Copyright Teresa Mallen
Here is a small study of a geranium leaf that I have just completed. I have been wandering a few sideroads and I even ended up in a ditch to get to this wee piece...whew...
You might recall my large peony piece which I finished a couple of weeks ago. Following that, I decided to change gears a bit by creating a quick little trading card sized image of a section of a hyacinth. My heart wasn't in it, I didn't feel jazzed by my drawing and by the time I hit the colouring part, I was bored. I was missing working big. So I abandoned it, one of my sideroads...Then I taught my coloured pencil basics course last week...another sideroad...My dump into the ditch took place later in the week when I decided to do this geranium study on UART paper.
I was quite excited last year to discover that my local art supply store was now carrying UART - in all of the various grades no less. So I stocked up. I messed about with it last fall, just to experiment but it wasn't until now that I had something that I thought would work well on the beige coloured surface. You might have noticed that the above image was done on Stonehenge not UART! I started off in love with the sanded paper, from the 400 toothy grade to the 800 smoother grade. Very quickly I realized that it probably was just an infatuation and not long after that we had our first fight and we still aren't speaking to each other! :-)

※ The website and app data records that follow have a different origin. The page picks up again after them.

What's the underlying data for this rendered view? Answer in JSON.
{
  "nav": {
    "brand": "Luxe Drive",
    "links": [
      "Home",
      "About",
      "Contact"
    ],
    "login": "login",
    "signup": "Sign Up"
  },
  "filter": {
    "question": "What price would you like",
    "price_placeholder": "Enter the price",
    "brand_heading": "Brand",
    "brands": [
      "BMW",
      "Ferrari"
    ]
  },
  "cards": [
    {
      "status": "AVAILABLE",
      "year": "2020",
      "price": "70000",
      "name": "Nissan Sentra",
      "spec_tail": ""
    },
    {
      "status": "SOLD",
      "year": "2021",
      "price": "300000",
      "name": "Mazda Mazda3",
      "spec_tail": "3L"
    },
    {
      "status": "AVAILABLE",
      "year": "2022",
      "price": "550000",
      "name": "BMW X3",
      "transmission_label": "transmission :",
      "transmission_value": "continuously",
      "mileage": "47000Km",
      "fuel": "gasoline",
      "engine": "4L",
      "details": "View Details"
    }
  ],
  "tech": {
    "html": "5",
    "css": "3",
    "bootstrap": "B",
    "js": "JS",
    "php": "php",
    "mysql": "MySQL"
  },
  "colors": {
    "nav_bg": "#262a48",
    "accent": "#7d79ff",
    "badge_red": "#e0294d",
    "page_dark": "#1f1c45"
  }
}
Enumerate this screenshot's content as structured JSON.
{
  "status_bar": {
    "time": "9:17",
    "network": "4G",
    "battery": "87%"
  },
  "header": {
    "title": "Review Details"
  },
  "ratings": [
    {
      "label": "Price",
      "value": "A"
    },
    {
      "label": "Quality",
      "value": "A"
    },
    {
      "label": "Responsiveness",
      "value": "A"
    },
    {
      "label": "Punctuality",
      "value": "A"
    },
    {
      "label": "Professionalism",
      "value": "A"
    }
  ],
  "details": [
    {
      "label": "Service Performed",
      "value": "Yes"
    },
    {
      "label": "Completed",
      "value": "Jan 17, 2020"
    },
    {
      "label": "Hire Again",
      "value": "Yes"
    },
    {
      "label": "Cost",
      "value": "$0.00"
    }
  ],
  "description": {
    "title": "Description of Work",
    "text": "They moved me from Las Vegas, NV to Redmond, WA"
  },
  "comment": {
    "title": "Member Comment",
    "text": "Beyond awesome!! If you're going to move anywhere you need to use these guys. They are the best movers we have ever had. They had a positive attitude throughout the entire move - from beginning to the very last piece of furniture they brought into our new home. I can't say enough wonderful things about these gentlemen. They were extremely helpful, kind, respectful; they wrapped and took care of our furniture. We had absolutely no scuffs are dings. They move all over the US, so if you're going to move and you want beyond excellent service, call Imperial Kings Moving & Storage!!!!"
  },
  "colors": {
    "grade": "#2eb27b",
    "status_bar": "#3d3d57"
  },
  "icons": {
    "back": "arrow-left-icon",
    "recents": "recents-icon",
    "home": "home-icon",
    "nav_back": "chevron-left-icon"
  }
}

That paper left me absolutely flummoxed! I have worked on all sorts of surfaces, rough, smooth, printmaking paper, watercolour paper, drafting film, sanded pastel paper, canvas and Pastelbord. I have never worked on a surface that left me flummoxed (great word isn't it?). No matter what approach I tried, I couldn't build colour to my satisfaction. The colours blended rather than sat on top of each other (which is great if that is the look you are after but it wasn't what I was aiming for). I couldn't get nice crisp lines (heck, I struggled to transfer my drawing with transfer paper) and my stroke technique went all ugly - like I was leaving the odd streak. It felt like working on velvet or velour. Remember black velvet poster art? It started to reminded me of that. Not exactly a great association! I persevered but to no avail. It just looked like a bright mess. Sorry but I won't be posting any photos. :-)
But hey, before I turn you off this paper, stop and have a look at this site for UART paper. Many wonderful artists work on this surface and their work is fantastic. I love Linda Lucas Hardy's work and she uses her famous dry brush technique on UART. I have noticed mixed reviews on Scribbletalk about it. I guess you either love it or you don't. I will return to it though because I am a determined sort of gal. I will say this in its favour, it would be a wonderful surface for pastel work and I think it would be lovely for paint.
Enough of my ditch experience. Below is a work in progress shot of the geranium leaf (on Stonehenge). Are you one of those people that brings your summer geraniums inside for the winter? I do. I just can't let the frost kill them so I haul them inside and I repot them. Sometimes they flower nicely but often they just get leggy and scraggly. Once April and warmer weather comes I am ready to move them outside. I must confess that I have so many pots that I don't actually do the kind hearted hardening off business. After nursing them through the winter, I find myself getting rather impatient at the end and they are booted out the door to toughen up quick or else. Last week I was sitting on my deck surrounded by these straggly, mangy plants. I became mesmerized by the undersides of the leaves and I grabbed my camera for a delicious photo shoot.
I also spent a morning with my camera in our woods last week. I took oodles of photos of unfurling leaves and close ups of wildflowers. Here is an example of some of the fern pics I took.
Finally, I must share a picture of a lovely trillium. Ontario chose the trillium as its provincial flower in 1937. These white wildflowers can be seen in early May in forests throughout the province. So simple and so beautiful. Ah, the delights of spring. To top it all off, I heard a whip-poor-will yesterday evening. I am delighted to know that at least one bird has returned safely. This species is considered globally threatened, in part due to loss of habitat. I am hoping to hear more of them in the coming nights. Okay, now what do I work on next? It is time to browse the stored reference photos.